▶ _Exercise description_: Go line by line through the listing below and copy those that hold "name".

▶ _Records for the exercise_:
::::::::

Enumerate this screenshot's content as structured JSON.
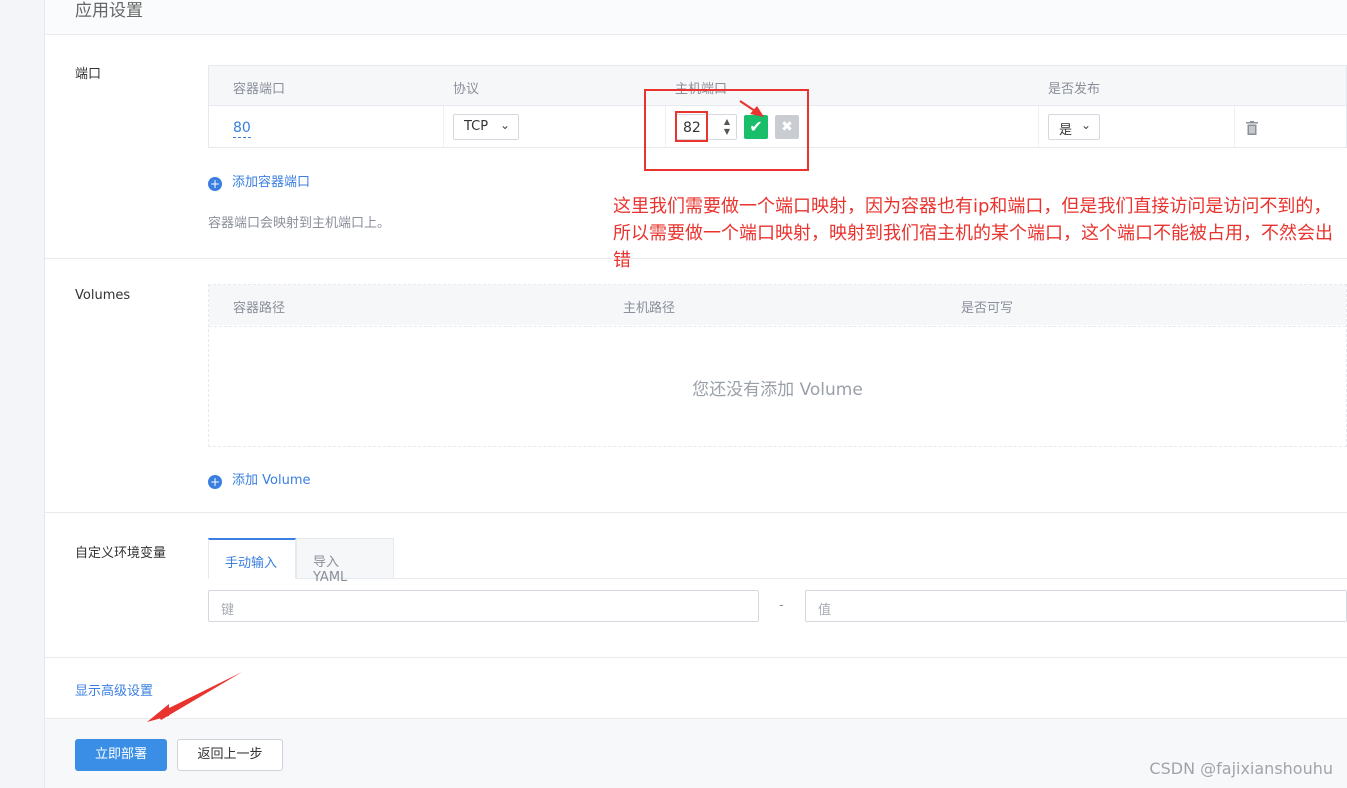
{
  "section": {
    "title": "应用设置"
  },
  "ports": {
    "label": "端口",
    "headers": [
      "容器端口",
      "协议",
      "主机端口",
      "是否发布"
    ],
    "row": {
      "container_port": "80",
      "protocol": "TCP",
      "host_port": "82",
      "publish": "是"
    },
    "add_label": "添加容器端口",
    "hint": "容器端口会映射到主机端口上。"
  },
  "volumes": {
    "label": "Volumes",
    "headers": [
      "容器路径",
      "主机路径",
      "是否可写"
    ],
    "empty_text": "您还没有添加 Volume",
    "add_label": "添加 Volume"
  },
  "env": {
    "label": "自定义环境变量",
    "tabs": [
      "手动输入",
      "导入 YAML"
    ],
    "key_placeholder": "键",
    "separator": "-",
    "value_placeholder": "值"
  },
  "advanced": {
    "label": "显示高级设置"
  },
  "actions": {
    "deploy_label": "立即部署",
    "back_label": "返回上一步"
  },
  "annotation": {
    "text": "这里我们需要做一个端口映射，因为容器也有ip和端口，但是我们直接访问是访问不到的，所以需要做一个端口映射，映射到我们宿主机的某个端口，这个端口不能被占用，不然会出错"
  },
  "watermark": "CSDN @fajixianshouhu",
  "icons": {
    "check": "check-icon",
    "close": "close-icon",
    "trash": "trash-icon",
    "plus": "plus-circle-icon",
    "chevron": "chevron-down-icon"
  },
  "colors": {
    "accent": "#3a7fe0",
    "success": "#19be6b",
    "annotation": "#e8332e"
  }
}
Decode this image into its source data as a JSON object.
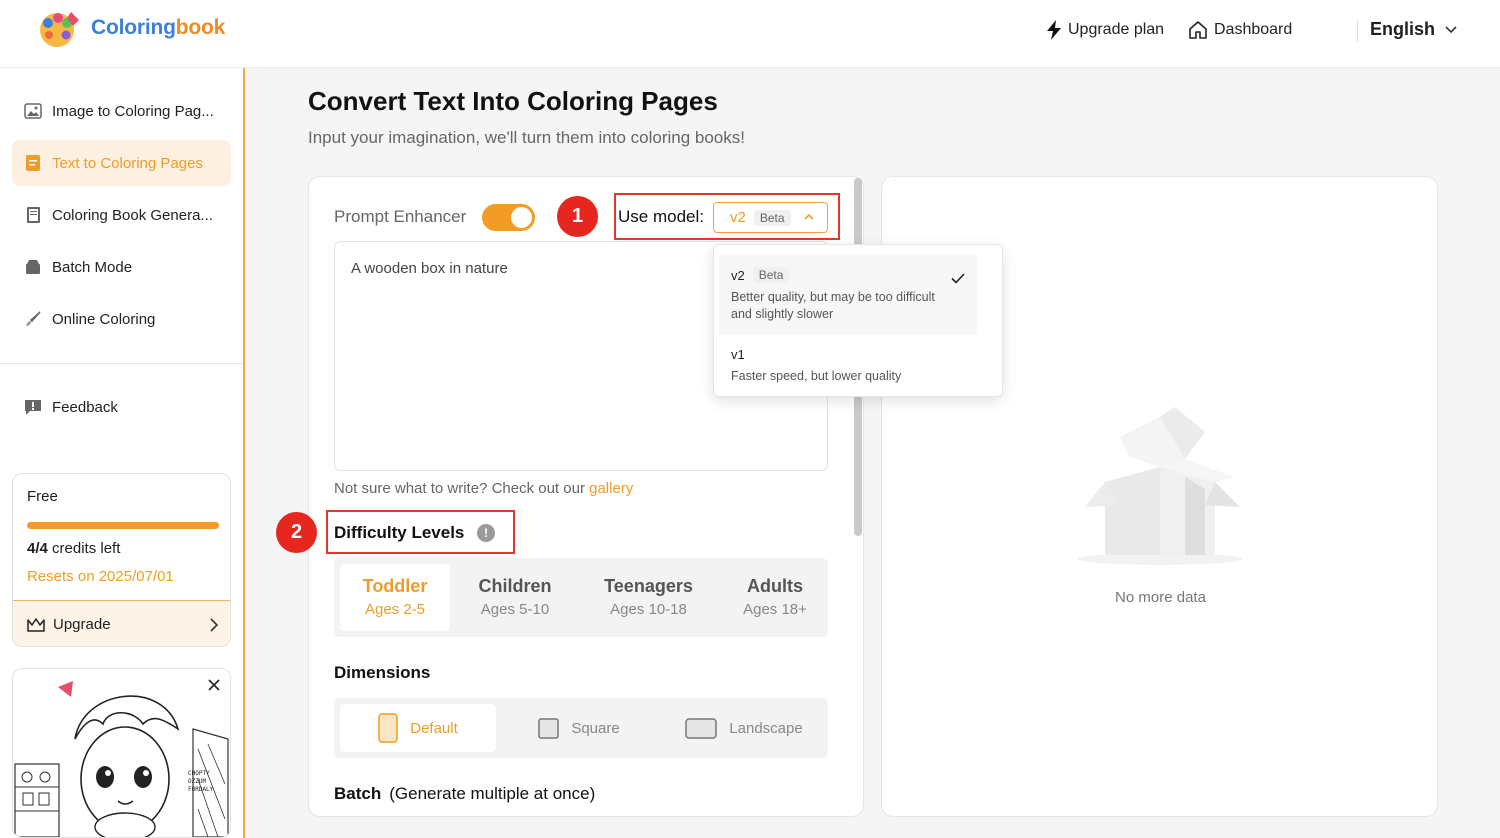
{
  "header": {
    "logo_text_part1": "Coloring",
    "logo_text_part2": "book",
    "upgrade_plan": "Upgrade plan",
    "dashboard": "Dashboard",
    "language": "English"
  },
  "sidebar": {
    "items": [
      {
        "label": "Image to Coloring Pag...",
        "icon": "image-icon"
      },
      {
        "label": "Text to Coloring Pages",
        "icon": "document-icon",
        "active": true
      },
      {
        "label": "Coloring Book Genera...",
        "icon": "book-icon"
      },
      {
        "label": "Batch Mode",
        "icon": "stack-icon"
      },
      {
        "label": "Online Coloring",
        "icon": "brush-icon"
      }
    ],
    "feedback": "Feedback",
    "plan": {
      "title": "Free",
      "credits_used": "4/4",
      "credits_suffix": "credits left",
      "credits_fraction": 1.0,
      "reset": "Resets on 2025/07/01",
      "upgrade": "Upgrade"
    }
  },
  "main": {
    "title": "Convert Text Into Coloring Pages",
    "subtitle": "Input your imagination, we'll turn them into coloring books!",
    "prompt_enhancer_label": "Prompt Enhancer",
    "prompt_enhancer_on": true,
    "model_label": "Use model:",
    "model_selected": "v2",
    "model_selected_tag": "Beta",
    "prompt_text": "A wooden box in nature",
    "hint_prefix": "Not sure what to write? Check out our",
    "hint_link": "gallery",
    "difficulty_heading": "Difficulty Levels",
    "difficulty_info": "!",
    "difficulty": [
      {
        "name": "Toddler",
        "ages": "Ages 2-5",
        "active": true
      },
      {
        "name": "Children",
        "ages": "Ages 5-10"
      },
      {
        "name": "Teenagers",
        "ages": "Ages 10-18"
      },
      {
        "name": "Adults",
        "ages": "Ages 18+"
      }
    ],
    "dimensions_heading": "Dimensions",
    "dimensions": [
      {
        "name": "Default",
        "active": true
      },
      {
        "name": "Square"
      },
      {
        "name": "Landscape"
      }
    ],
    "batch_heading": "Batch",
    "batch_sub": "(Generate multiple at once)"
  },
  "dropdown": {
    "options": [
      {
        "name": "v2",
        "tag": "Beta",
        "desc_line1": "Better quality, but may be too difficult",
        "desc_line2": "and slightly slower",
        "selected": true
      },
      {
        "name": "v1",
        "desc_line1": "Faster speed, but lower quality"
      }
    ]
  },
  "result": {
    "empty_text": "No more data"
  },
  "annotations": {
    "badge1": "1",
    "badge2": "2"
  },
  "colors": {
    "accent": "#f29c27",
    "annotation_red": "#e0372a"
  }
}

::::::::

▶ _Answer to this problem_:
        "name": "Toddler",
        "name": "Children",
        "name": "Teenagers",
        "name": "Adults",
        "name": "Default",
        "name": "Square"
        "name": "Landscape"
        "name": "v2",
        "name": "v1",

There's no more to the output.